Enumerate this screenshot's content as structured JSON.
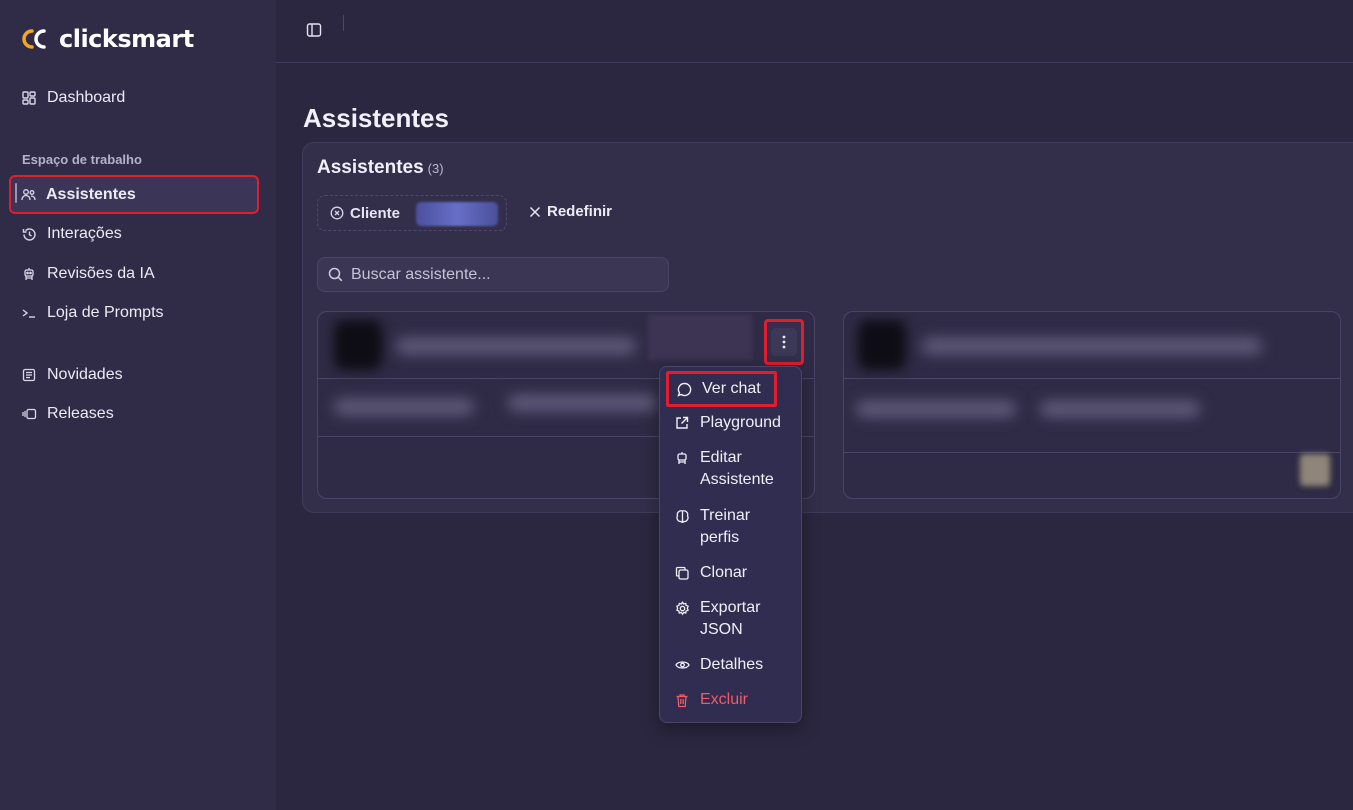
{
  "app": {
    "brand_prefix": "click",
    "brand_suffix": "smart",
    "brand_colors": {
      "accent": "#f5a623",
      "text": "#ffffff"
    }
  },
  "sidebar": {
    "dashboard": {
      "label": "Dashboard",
      "icon": "dashboard-icon"
    },
    "section_label": "Espaço de trabalho",
    "items": [
      {
        "label": "Assistentes",
        "icon": "users-icon",
        "active": true
      },
      {
        "label": "Interações",
        "icon": "history-icon"
      },
      {
        "label": "Revisões da IA",
        "icon": "robot-icon"
      },
      {
        "label": "Loja de Prompts",
        "icon": "terminal-icon"
      }
    ],
    "extra": [
      {
        "label": "Novidades",
        "icon": "newspaper-icon"
      },
      {
        "label": "Releases",
        "icon": "releases-icon"
      }
    ]
  },
  "main": {
    "page_title": "Assistentes",
    "panel": {
      "title": "Assistentes",
      "count": "(3)",
      "filter_label": "Cliente",
      "reset_label": "Redefinir",
      "search_placeholder": "Buscar assistente..."
    }
  },
  "menu": {
    "items": [
      {
        "label": "Ver chat",
        "icon": "chat-icon"
      },
      {
        "label": "Playground",
        "icon": "external-link-icon"
      },
      {
        "label": "Editar Assistente",
        "icon": "robot-icon"
      },
      {
        "label": "Treinar perfis",
        "icon": "brain-icon"
      },
      {
        "label": "Clonar",
        "icon": "copy-icon"
      },
      {
        "label": "Exportar JSON",
        "icon": "gear-icon"
      },
      {
        "label": "Detalhes",
        "icon": "eye-icon"
      },
      {
        "label": "Excluir",
        "icon": "trash-icon",
        "danger": true
      }
    ]
  },
  "colors": {
    "highlight": "#e11d2e",
    "danger": "#f05a6a",
    "sidebar_bg": "#302c48",
    "main_bg": "#2b2740"
  }
}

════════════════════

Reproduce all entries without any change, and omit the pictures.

### Finished exercise
Enumerate this screenshot's content as structured JSON.
{
  "app": {
    "brand_prefix": "click",
    "brand_suffix": "smart",
    "brand_colors": {
      "accent": "#f5a623",
      "text": "#ffffff"
    }
  },
  "sidebar": {
    "dashboard": {
      "label": "Dashboard",
      "icon": "dashboard-icon"
    },
    "section_label": "Espaço de trabalho",
    "items": [
      {
        "label": "Assistentes",
        "icon": "users-icon",
        "active": true
      },
      {
        "label": "Interações",
        "icon": "history-icon"
      },
      {
        "label": "Revisões da IA",
        "icon": "robot-icon"
      },
      {
        "label": "Loja de Prompts",
        "icon": "terminal-icon"
      }
    ],
    "extra": [
      {
        "label": "Novidades",
        "icon": "newspaper-icon"
      },
      {
        "label": "Releases",
        "icon": "releases-icon"
      }
    ]
  },
  "main": {
    "page_title": "Assistentes",
    "panel": {
      "title": "Assistentes",
      "count": "(3)",
      "filter_label": "Cliente",
      "reset_label": "Redefinir",
      "search_placeholder": "Buscar assistente..."
    }
  },
  "menu": {
    "items": [
      {
        "label": "Ver chat",
        "icon": "chat-icon"
      },
      {
        "label": "Playground",
        "icon": "external-link-icon"
      },
      {
        "label": "Editar Assistente",
        "icon": "robot-icon"
      },
      {
        "label": "Treinar perfis",
        "icon": "brain-icon"
      },
      {
        "label": "Clonar",
        "icon": "copy-icon"
      },
      {
        "label": "Exportar JSON",
        "icon": "gear-icon"
      },
      {
        "label": "Detalhes",
        "icon": "eye-icon"
      },
      {
        "label": "Excluir",
        "icon": "trash-icon",
        "danger": true
      }
    ]
  },
  "colors": {
    "highlight": "#e11d2e",
    "danger": "#f05a6a",
    "sidebar_bg": "#302c48",
    "main_bg": "#2b2740"
  }
}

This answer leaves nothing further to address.